The secret is that the most of the software is baked into a VM image, so I never start from scratch. New VM still needs some steps like final configuration and registering within the cluster, but that’s fast. The slowest part is allocating resources for VM, not provisioning.
Historically, we’ve been using own tools for that, but there’re also free and open source ones. Like Packer. Continue reading “Building VM image with Packer”
Using Vagrant for creating Consul cluster on Linux probably was fun. But what about Windows hosts? Believe it or not, but more than half of developers are actually using Windows, so for most of the folks seeing how Vagrant creates Linux VMs is pretty useless.
However, you can create and provision Windows VMs with Vagrant with little to no problem. In fact, Windows support has been around for years. But there’re some things to keep in mind though. Continue reading “Using Vagrant for Windows VMs provisioning”
Last two articles about Consul service discovery involved one simple but extremely boring manual task: creating and configuring a cluster. In fact, I had to do it twice. I had to create three virtual machines, download and unpack Consul on them, find out their IP addresses, add configuration files and finally launch the binaries.
It’s dull. It’s boring. Humans shouldn’t do that kinds of things by hand. Seeing how easily we can automate creation of Docker containers with Dockerfile and docker-compose makes me wonder if we can do the same for hosts. Continue reading “How to use Vagrant to create Consul cluster”
Imagine your distributed app has two kinds of services:
db. Both of them are replicated for higher availability, live on different hosts, go online and offline whenever they like. So, here’s a question: how do
Obvious solution would be to come up with some sort of reliable key-value storage, and whenever service comes online, it would register itself with the address in the store. But what happens when service goes offline? It probably could notify the store just before that, but c’mon, it’s internet: things can go offline without any warning. OK, then we could implement some sort of service health checks to ensure that they are still available… By the way, did you notice how quickly the simple idea of using external store for service discovery started to become a reasonably large infrastructure project?
Service discovery is something very hard to do. But we don’t have to – there’re tools for that, and Consul is one of them. Continue reading “Using Consul for Service Discovery”
Today we’ll take a look at the last component of Elastic’s ELK stack – Kibana.
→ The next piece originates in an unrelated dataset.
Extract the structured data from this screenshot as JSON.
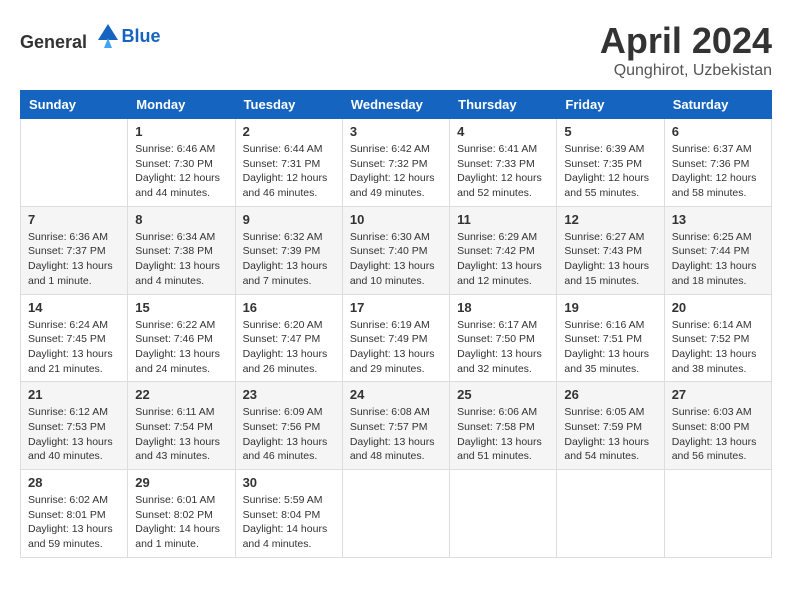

Even though Logstash does a great job of processing logs and other data streams, and Elasticsearch is a powerful hybrid of a search index and a storage for them, these tools do not provide graphical user interface for analyzing the data. For some tasks otherwise convenient command line interface is just not enough. This is where Kibana steps in.
Continue reading “Visualize Elasticsearch data with Kibana”
Last time we talked out about Elaticsearch – a hybrid of NoSQL database and a search engine. Today we’ll continue with Elastic’s ELK stack and will take a look at the tool called Logstash.
Continue reading “Processing logs with Logstash”
So far we’ve been dealing with name-value kind of monitoring data. However, what works well for numeric readings isn’t necessarily useful for textual data. In fact, Grafana, Graphite and Prometheus are useless for other kind of monitoring records – logs and traces.
There’re many, many tools for dealing with those, but I decided to take a look at Elastic’s ELK stack: Elasticsearch, Logstash and Kibana – storage, data processor and visualization tool. And today we’ll naturally start with the first letter of the stack: “E”.
Elasticsearch is fast, horizontally scalable open source search engine. It provides HTTP API for storing and indexing JSON documents and with default configuration it behaves a little bit like searchable NoSQL database.
Continue reading “Quick intro to Elasticsearch”